*** Block opens ***

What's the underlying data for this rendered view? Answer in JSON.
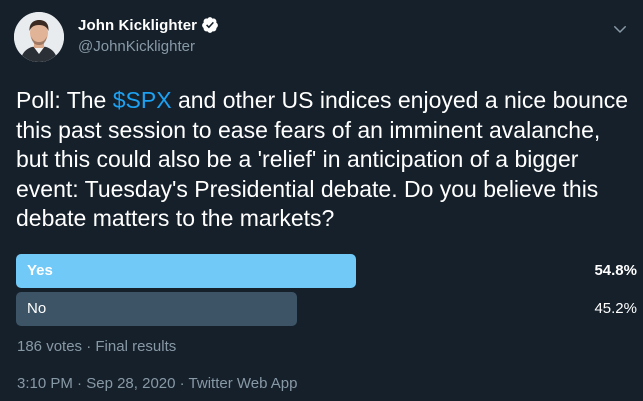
{
  "author": {
    "display_name": "John Kicklighter",
    "handle": "@JohnKicklighter",
    "verified": true
  },
  "tweet": {
    "text_before": "Poll: The ",
    "cashtag": "$SPX",
    "text_after": " and other US indices enjoyed a nice bounce this past session to ease fears of an imminent avalanche, but this could also be a 'relief' in anticipation of a bigger event: Tuesday's Presidential debate. Do you believe this debate matters to the markets?"
  },
  "poll": {
    "options": [
      {
        "label": "Yes",
        "percent_text": "54.8%",
        "percent": 54.8,
        "winner": true
      },
      {
        "label": "No",
        "percent_text": "45.2%",
        "percent": 45.2,
        "winner": false
      }
    ],
    "votes": "186 votes",
    "separator": " · ",
    "status": "Final results"
  },
  "footer": {
    "time": "3:10 PM",
    "date": "Sep 28, 2020",
    "source": "Twitter Web App",
    "separator": " · "
  },
  "colors": {
    "background": "#15202b",
    "accent": "#1da1f2",
    "winner_bar": "#71c9f8",
    "loser_bar": "#3d5466",
    "secondary_text": "#8899a6"
  },
  "icons": {
    "verified": "verified-badge-icon",
    "caret": "chevron-down-icon"
  }
}
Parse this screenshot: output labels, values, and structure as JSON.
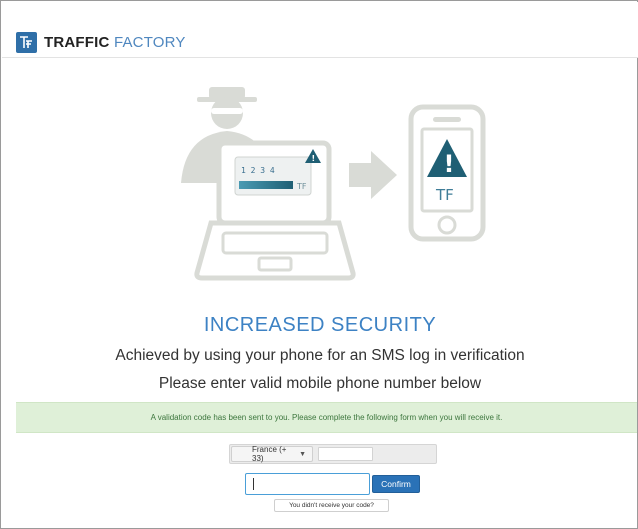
{
  "header": {
    "brand_primary": "TRAFFIC",
    "brand_secondary": "FACTORY",
    "logo_glyph": "TF"
  },
  "illustration": {
    "laptop_screen_digits": "1 2 3 4",
    "laptop_logo": "TF",
    "phone_logo": "TF",
    "warning_glyph": "!"
  },
  "content": {
    "title": "INCREASED SECURITY",
    "subtitle_1": "Achieved by using your phone for an SMS log in verification",
    "subtitle_2": "Please enter valid mobile phone number below"
  },
  "alert": {
    "message": "A validation code has been sent to you. Please complete the following form when you will receive it."
  },
  "form": {
    "country_selected": "France (+ 33)",
    "phone_value": "",
    "code_value": "",
    "confirm_label": "Confirm",
    "resend_label": "You didn't receive your code?"
  },
  "colors": {
    "brand_blue": "#2f6fa8",
    "title_blue": "#3d82c4",
    "alert_bg": "#dff0d8",
    "button_blue": "#2a72b7",
    "illustration_gray": "#d9dbd6",
    "warning_teal": "#1f5f74"
  }
}
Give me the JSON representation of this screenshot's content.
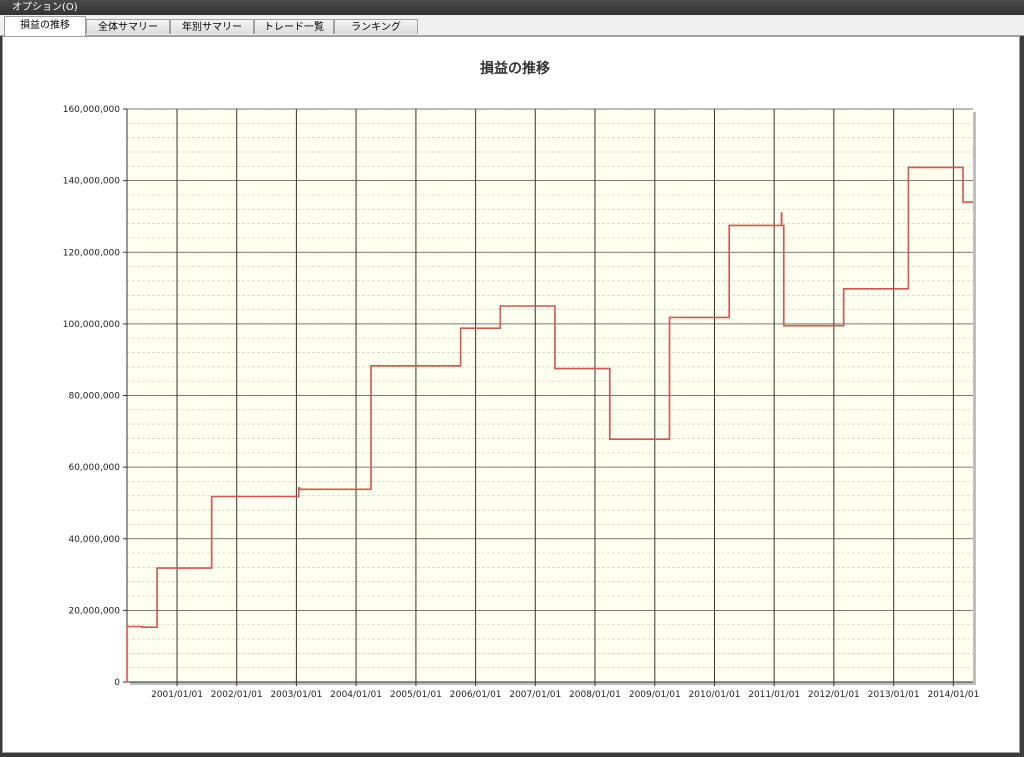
{
  "menu": {
    "options_label": "オプション(O)"
  },
  "tabs": [
    {
      "label": "損益の推移",
      "active": true
    },
    {
      "label": "全体サマリー",
      "active": false
    },
    {
      "label": "年別サマリー",
      "active": false
    },
    {
      "label": "トレード一覧",
      "active": false
    },
    {
      "label": "ランキング",
      "active": false
    }
  ],
  "colors": {
    "plot_bg": "#fffff0",
    "line": "#d9534f"
  },
  "chart_data": {
    "type": "line",
    "step": true,
    "title": "損益の推移",
    "xlabel": "",
    "ylabel": "",
    "ylim": [
      0,
      160000000
    ],
    "yticks": [
      "0",
      "20,000,000",
      "40,000,000",
      "60,000,000",
      "80,000,000",
      "100,000,000",
      "120,000,000",
      "140,000,000",
      "160,000,000"
    ],
    "xticks": [
      "2001/01/01",
      "2002/01/01",
      "2003/01/01",
      "2004/01/01",
      "2005/01/01",
      "2006/01/01",
      "2007/01/01",
      "2008/01/01",
      "2009/01/01",
      "2010/01/01",
      "2011/01/01",
      "2012/01/01",
      "2013/01/01",
      "2014/01/01"
    ],
    "xlim": [
      "2000/03/01",
      "2014/05/01"
    ],
    "grid": true,
    "series": [
      {
        "x": [
          "2000/03/01",
          "2000/03/01",
          "2000/06/01",
          "2000/06/01",
          "2000/09/01",
          "2000/09/01",
          "2001/08/01",
          "2001/08/01",
          "2002/08/01",
          "2002/08/01",
          "2003/01/15",
          "2003/01/15",
          "2003/01/20",
          "2003/01/20",
          "2004/04/01",
          "2004/04/01",
          "2004/09/01",
          "2004/09/01",
          "2005/10/01",
          "2005/10/01",
          "2006/06/01",
          "2006/06/01",
          "2007/05/01",
          "2007/05/01",
          "2008/04/01",
          "2008/04/01",
          "2009/04/01",
          "2009/04/01",
          "2010/04/01",
          "2010/04/01",
          "2011/02/15",
          "2011/02/15",
          "2011/02/16",
          "2011/02/16",
          "2011/03/01",
          "2011/03/01",
          "2012/03/01",
          "2012/03/01",
          "2013/04/01",
          "2013/04/01",
          "2014/03/01",
          "2014/03/01",
          "2014/05/01"
        ],
        "y": [
          0,
          15500000,
          15500000,
          15300000,
          15300000,
          31800000,
          31800000,
          51800000,
          51800000,
          51800000,
          51800000,
          54200000,
          54200000,
          53800000,
          53800000,
          88300000,
          88300000,
          88300000,
          88300000,
          98800000,
          98800000,
          105000000,
          105000000,
          87500000,
          87500000,
          67800000,
          67800000,
          101800000,
          101800000,
          127500000,
          127500000,
          131000000,
          131000000,
          127500000,
          127500000,
          99500000,
          99500000,
          109800000,
          109800000,
          143700000,
          143700000,
          134000000,
          134000000
        ]
      }
    ]
  }
}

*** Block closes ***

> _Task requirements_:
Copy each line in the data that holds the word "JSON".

> _Solution to this task_:
What's the underlying data for this rendered view? Answer in JSON.
Parse this screenshot: output labels, values, and structure as JSON.
Give me the JSON representation of this screenshot's content.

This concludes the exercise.